▶ **Problem to work on**:
Across the records below, how many lines contain the string "color"? Give the number by itself.

Entries from a dataset of interfaces:
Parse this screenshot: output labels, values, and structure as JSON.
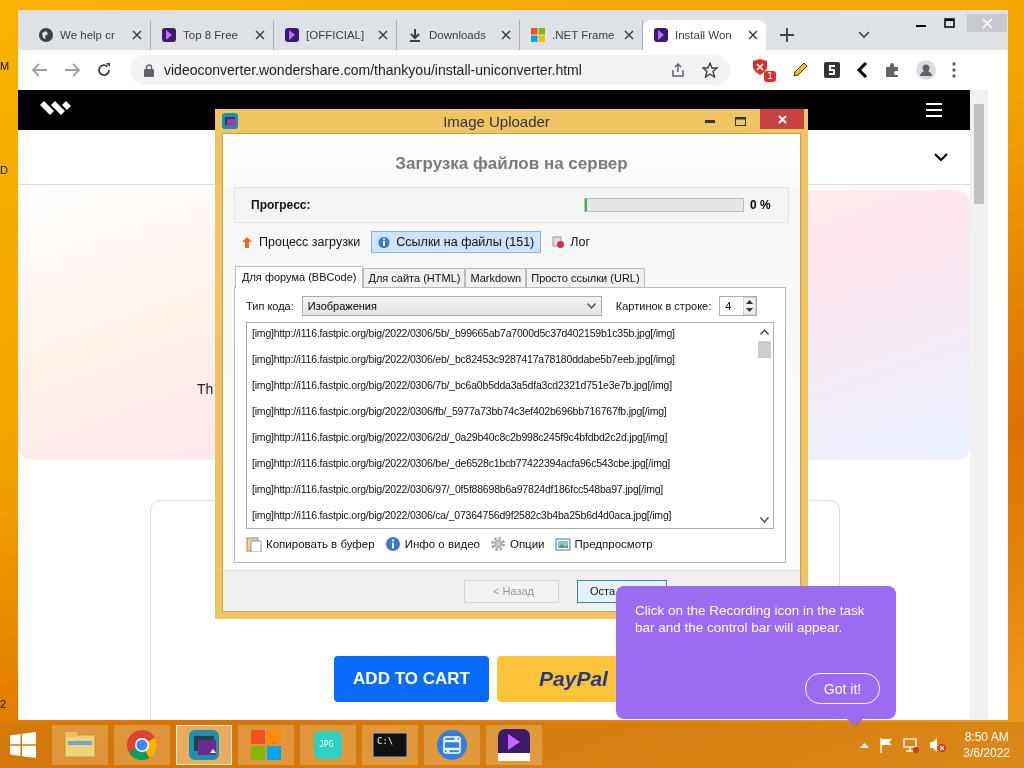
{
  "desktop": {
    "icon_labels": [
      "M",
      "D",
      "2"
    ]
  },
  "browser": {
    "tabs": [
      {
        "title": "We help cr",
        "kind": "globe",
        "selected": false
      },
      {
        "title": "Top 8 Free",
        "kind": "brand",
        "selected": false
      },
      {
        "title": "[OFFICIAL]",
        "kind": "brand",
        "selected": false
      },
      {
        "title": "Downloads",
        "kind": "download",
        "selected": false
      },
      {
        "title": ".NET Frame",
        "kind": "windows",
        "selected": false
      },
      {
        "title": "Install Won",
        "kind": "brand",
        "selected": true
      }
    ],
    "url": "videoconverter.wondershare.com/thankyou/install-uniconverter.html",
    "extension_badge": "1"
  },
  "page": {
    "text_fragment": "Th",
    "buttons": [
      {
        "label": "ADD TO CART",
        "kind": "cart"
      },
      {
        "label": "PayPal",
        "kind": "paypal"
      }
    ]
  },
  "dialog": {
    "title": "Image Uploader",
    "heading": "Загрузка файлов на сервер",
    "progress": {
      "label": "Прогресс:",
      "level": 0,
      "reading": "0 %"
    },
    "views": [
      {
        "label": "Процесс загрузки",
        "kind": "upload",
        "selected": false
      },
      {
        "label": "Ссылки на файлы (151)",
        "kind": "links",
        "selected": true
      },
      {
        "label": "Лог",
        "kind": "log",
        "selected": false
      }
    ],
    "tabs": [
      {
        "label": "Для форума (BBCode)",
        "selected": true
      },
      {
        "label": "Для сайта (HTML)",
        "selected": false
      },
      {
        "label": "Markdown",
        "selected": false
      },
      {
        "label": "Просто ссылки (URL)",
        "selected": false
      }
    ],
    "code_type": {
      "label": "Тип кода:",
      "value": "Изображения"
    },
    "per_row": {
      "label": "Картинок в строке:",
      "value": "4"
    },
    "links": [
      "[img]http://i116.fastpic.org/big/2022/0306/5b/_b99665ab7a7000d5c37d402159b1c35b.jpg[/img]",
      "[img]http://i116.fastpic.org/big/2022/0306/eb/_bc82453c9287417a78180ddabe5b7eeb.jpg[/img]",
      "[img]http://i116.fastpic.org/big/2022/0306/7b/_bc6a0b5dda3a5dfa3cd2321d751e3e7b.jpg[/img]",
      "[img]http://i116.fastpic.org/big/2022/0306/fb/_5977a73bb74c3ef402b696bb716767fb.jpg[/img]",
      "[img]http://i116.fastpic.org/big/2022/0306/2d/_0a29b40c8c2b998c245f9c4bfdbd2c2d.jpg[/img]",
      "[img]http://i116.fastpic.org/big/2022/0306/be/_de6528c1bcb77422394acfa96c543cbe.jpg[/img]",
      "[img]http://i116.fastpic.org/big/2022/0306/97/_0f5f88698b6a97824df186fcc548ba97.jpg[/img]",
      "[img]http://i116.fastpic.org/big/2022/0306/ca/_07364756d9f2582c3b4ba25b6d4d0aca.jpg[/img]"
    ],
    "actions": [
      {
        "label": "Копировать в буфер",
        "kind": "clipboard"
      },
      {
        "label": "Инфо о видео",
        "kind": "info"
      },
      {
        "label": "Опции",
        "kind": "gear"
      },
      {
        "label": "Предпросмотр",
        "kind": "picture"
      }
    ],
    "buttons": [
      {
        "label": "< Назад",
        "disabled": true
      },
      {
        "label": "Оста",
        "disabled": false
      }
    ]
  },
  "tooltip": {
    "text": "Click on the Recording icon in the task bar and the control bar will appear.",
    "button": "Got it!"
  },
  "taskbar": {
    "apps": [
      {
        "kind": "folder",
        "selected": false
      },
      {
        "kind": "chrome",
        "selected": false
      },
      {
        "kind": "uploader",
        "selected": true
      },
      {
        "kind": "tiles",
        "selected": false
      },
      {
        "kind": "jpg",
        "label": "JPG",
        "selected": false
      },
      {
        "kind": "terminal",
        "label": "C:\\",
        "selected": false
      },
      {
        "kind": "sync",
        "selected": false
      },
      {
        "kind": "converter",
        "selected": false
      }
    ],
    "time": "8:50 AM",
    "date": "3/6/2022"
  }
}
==
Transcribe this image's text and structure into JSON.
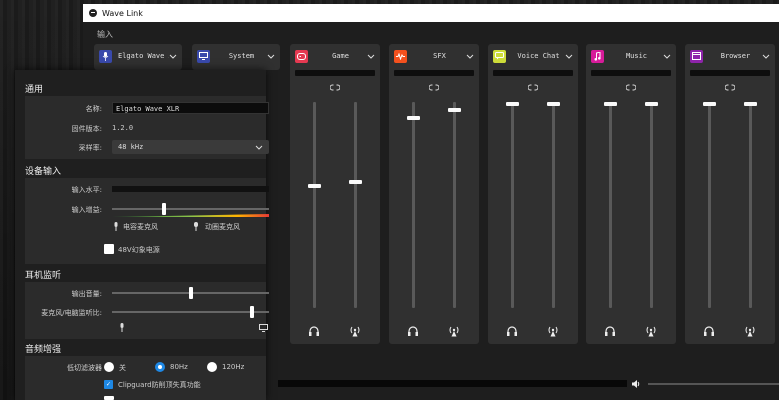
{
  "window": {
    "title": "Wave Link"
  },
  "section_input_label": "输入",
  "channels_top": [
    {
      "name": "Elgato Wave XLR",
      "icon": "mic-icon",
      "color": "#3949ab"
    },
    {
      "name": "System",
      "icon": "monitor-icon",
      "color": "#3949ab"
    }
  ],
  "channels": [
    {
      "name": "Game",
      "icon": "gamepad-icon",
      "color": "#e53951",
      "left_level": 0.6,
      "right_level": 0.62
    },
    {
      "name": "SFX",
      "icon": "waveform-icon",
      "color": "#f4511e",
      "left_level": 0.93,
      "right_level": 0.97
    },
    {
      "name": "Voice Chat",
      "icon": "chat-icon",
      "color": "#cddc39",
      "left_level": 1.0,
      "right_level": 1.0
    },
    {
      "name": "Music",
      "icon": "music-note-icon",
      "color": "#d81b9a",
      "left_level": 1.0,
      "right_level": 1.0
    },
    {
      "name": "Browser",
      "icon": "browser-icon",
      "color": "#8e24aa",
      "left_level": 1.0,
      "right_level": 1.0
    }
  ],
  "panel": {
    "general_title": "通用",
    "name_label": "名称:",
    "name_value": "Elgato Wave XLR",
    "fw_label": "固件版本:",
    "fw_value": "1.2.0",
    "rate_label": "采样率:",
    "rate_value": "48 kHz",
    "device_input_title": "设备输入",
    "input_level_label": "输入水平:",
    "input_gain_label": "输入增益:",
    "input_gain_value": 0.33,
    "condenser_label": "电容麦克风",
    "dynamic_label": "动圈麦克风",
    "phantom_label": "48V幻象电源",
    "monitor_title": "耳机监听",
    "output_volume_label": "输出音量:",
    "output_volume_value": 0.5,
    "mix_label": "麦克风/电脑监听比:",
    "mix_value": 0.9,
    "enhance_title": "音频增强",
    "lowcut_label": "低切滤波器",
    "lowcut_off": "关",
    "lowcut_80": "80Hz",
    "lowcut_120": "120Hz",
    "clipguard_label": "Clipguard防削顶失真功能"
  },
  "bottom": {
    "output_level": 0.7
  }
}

▶ **Answer section**:
7